(Excerpts from an interface dataset)
::::::::
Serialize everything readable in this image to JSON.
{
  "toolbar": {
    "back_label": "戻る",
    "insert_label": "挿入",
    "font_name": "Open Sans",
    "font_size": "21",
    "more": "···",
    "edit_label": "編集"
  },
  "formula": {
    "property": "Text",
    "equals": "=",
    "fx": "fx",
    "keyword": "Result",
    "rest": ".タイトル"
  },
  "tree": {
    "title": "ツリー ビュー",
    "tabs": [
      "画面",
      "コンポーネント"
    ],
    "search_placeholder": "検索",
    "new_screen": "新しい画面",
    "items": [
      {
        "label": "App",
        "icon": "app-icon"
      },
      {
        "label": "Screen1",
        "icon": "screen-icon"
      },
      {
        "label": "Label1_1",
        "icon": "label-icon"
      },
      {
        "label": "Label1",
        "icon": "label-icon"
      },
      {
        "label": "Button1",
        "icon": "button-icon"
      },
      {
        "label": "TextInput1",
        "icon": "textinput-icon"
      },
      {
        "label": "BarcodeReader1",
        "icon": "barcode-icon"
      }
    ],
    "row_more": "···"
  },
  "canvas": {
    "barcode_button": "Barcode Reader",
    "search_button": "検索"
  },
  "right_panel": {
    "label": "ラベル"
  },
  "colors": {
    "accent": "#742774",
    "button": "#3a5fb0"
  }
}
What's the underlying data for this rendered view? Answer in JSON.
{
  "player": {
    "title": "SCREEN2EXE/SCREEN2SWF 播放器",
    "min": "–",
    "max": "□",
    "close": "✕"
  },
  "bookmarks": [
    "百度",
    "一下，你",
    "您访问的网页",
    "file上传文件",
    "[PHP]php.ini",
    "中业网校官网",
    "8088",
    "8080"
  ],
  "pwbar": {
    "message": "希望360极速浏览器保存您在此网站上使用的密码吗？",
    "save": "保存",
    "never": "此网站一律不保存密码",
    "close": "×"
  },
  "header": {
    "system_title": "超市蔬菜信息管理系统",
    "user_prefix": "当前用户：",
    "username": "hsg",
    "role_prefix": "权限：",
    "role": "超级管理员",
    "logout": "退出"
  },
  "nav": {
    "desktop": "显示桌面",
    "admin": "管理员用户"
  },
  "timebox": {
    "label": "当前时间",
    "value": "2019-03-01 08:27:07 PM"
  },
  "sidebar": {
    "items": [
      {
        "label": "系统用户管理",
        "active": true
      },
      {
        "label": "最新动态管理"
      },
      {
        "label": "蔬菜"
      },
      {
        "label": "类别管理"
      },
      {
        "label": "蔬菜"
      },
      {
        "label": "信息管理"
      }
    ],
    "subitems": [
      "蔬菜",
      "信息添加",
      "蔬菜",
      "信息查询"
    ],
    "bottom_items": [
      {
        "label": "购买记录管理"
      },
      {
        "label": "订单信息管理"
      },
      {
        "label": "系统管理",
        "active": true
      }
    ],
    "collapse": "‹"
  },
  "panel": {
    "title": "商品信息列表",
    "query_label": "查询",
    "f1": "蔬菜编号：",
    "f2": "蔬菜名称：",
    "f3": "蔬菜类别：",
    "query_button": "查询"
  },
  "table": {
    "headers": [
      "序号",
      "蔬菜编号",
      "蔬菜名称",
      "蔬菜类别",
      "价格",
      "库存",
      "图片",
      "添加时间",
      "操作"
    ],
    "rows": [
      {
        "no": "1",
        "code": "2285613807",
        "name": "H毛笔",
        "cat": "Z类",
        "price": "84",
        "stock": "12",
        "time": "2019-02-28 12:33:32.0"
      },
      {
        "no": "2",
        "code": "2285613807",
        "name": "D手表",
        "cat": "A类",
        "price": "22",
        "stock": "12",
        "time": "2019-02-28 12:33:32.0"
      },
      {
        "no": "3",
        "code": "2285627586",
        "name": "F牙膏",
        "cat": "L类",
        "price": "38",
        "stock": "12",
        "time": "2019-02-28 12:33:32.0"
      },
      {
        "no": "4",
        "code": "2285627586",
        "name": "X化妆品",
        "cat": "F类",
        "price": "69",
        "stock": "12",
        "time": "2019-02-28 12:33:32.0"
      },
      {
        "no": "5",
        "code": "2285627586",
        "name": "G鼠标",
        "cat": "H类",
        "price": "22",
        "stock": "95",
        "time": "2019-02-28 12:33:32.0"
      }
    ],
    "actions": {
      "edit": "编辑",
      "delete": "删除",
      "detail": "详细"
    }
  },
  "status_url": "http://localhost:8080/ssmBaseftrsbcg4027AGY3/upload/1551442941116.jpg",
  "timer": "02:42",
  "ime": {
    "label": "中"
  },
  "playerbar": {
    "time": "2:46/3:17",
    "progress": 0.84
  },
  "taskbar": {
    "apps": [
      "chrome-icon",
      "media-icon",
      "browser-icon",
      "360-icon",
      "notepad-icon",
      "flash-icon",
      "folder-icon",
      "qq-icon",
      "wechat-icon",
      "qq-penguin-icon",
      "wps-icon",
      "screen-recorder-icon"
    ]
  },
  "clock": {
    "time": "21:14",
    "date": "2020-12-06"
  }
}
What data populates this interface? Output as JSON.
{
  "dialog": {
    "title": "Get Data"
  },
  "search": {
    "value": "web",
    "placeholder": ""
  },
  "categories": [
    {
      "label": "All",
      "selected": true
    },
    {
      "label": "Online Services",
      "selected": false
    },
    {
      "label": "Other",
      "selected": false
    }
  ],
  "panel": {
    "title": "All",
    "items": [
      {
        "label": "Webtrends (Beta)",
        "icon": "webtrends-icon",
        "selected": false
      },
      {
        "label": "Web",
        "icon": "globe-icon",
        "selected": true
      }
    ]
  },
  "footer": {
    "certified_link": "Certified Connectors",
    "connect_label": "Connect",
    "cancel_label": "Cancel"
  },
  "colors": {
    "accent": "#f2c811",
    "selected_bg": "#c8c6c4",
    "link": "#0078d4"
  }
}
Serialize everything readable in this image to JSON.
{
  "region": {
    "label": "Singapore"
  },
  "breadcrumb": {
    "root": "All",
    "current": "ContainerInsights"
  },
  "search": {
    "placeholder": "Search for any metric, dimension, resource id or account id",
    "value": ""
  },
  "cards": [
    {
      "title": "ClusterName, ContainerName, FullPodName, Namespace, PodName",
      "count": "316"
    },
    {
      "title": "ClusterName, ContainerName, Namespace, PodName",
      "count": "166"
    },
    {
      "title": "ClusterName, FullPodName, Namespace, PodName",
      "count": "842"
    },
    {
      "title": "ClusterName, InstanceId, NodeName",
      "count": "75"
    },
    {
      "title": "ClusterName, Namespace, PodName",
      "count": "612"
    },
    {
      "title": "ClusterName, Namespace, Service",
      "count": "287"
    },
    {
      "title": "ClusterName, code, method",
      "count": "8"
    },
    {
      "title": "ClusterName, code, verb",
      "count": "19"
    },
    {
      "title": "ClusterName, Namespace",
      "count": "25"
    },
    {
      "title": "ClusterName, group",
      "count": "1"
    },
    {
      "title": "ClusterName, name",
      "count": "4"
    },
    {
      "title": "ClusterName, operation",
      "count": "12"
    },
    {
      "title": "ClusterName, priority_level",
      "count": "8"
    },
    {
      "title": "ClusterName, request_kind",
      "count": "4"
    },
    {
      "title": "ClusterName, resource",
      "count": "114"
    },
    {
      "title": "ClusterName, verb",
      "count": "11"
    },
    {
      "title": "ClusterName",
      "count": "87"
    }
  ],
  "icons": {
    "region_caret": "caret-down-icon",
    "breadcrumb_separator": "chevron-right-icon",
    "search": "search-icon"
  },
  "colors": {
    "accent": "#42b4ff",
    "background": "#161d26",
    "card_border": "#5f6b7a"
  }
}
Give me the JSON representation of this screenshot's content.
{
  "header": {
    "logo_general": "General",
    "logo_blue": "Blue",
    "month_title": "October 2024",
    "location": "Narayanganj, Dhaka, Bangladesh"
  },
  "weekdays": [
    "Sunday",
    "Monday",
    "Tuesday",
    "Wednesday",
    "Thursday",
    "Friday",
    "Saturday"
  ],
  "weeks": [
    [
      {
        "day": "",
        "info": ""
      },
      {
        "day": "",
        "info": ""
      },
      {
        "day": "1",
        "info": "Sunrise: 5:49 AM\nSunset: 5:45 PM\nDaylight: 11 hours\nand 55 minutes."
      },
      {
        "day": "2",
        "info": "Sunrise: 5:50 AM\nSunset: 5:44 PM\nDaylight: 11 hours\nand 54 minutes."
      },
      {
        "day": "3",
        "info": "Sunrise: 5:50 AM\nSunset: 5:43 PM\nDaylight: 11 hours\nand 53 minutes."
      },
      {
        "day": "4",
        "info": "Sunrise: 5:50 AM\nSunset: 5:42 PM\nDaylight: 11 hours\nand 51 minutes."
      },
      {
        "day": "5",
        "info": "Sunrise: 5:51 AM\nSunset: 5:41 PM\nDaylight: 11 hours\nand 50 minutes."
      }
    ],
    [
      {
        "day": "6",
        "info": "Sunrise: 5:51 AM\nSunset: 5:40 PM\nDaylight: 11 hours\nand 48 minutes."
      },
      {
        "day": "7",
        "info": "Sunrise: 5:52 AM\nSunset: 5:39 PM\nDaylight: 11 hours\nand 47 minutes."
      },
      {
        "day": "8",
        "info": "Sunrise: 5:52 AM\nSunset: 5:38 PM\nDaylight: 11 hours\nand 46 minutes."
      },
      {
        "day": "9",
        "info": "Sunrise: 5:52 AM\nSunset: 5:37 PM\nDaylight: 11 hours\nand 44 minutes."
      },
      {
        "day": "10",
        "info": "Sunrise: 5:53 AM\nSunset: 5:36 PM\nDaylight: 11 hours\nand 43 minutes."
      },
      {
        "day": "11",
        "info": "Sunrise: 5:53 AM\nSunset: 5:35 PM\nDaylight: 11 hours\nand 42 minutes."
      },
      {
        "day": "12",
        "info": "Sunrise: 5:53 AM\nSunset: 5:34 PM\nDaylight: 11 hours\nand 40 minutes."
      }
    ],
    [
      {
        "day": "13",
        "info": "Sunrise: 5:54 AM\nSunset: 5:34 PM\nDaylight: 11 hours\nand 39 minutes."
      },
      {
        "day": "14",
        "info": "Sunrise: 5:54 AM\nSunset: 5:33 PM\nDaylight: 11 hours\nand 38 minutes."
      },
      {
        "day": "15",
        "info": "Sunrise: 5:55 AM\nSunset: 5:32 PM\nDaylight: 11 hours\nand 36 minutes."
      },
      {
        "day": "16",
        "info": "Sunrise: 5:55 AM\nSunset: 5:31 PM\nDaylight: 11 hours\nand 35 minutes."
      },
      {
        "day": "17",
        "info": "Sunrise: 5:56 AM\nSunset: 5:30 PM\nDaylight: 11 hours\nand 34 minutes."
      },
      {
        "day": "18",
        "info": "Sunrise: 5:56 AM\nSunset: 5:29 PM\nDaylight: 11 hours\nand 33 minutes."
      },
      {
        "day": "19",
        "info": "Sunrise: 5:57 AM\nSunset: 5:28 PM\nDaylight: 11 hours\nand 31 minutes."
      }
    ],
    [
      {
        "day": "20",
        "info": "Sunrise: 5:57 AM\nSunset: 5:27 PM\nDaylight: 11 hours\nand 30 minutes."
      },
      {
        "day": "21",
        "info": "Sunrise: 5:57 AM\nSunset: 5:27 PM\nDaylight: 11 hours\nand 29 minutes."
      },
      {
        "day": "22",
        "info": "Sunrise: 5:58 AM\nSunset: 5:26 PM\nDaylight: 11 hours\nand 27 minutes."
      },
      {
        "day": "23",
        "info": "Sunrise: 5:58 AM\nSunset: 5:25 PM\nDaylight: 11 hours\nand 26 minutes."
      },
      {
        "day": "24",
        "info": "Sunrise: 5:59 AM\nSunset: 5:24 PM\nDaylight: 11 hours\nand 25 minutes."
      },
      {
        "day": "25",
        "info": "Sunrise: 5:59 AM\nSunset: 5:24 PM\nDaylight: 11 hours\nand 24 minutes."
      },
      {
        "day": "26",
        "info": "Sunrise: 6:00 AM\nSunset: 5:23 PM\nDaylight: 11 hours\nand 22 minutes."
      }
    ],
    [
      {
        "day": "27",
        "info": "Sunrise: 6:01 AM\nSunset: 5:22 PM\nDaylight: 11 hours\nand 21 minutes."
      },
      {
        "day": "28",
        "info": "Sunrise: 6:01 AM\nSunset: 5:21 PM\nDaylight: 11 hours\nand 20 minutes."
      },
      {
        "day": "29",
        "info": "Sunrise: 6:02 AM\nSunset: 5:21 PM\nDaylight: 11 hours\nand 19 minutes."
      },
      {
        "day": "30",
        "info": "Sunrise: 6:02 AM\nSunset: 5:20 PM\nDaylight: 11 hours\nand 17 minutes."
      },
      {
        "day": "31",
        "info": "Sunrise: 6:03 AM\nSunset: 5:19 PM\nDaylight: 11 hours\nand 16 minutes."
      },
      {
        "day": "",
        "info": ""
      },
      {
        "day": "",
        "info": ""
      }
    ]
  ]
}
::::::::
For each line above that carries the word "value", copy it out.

    "value": "2019-03-01 08:27:07 PM"
    "value": "web",
    "value": ""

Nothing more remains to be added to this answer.